By Pallavi Puri, Vital Strategies Communications Assistant – India
Nothing binds an Indian family like a television set and films in theatres. Be it our men in blue at the crease, Ekta Kapoor’s newest soap ruling the ratings charts, or the latest Khan’s blockbuster.
Do you ever wonder, what is the average time people spend watching TV daily in India?
BARC India’s latest report found that all India average time spent on television is 3 hours.
Moreover, India is home to the largest film industry in the world. The film industry in Mumbai alone produces over 900 movies per year (WHO, 2003). Mainstream Indian films are watched by an estimated 250 million young adults in India and have a large following overseas.
Studies have shown that tobacco use is normalized and perpetuated by its positive portrayals in films and television content (Sargent, 2005). Research in India has found that media advertising is associated with higher smoking rates (Arora et. al., 2008) and exposure to cigarette brand names or actors smoking on television is related to increased smoking among youth in India (Shah et. al., 2008). The size and popularity of the film and television industry has the power to influence the behavior and attitudes of millions of people in India and around the world (WHO, 2003).
Fortunately, policies that ban the advertising, promotion and sponsorship of tobacco, and the placement of anti-tobacco mass media messages that portray the truth about the deadly health harms of tobacco, have been found to be effective in countering pro-tobacco imagery and reducing tobacco consumption (Shah et. al., 2008; Gupta et. al., 1986).
The Government of India, recognizing the harm effects of tobacco, enacted a comprehensive legislation, the Cigarette and Other Tobacco Products (Prohibition of Advertisement and Regulation of Trade and Commerce, Production, Supply and Distribution) Act in 2003, under which the ‘Film Rule Policy’ was enacted in 2012. The Film Rule mandates the screening of pre-approved anti-tobacco ads and a disclaimer in the beginning and middle of the films and television programs that depict tobacco consumption; and static health warning messages on screen while the tobacco use is depicted.
To gauge the implementation of the various components of the Film Rule in film theatres and on TV, and to identify opportunities for strengthening the film rule, Vital Strategies in India, in collaboration with Ministry Of Health and Family Welfare (MOHFW) and WHO-India, at a high-level consultation on 10th February 2017 in Mumbai, launched the Highlights of the Study – “Evaluation of the Implementation of the Tobacco-free Film and Television Rules in India” and the recommendations that emerged from the study were shared and discussed with stakeholders.

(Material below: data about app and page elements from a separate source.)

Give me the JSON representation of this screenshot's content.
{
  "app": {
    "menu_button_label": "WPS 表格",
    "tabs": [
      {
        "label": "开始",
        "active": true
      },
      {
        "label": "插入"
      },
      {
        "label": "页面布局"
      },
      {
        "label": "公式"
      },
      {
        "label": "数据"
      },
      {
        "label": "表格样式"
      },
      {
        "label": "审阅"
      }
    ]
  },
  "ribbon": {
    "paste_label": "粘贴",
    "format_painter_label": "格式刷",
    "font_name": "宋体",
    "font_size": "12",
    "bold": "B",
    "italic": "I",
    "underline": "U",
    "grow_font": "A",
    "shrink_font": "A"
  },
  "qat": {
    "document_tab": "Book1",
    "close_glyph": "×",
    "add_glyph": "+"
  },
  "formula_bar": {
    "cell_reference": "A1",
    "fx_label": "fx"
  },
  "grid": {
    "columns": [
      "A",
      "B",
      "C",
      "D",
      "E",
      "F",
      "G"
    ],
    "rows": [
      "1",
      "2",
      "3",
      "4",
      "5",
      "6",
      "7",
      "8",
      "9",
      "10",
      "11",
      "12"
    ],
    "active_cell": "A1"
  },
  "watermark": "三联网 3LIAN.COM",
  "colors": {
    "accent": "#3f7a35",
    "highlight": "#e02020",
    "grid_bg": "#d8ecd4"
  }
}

The consultation witnissed a multi-sectoral discussion where points were kept forward by tobacco victims, doctors, senior officials from MOHFW, Chairperson of the Ministry of Information and Broadcasting, the Central Board for Film Certification (including regional CBFC Boards) and other key stakeholders from the film fraternity, producers’ guild, TV channels. Additionally, tobacco control staff, advocates and BI partners and NGOs attended the consultation.
Dr. Nandita Murukutla, Country Director, India, Vital Strategies at the launch of the ‘Evaluation of the Implementation of the Tobacco-free Film and Television Rules in India’ report
The launch of the study has also been supported through strategic PR and earned media activities as well as a #ReelVsReal social media campaign, which talks about the disparity between the glamorous depiction of tobacco on reel and the fate of tobacco victims in real life. Read the findings of the study here and stay tuned to updates in India at www.tobaccokills.co.in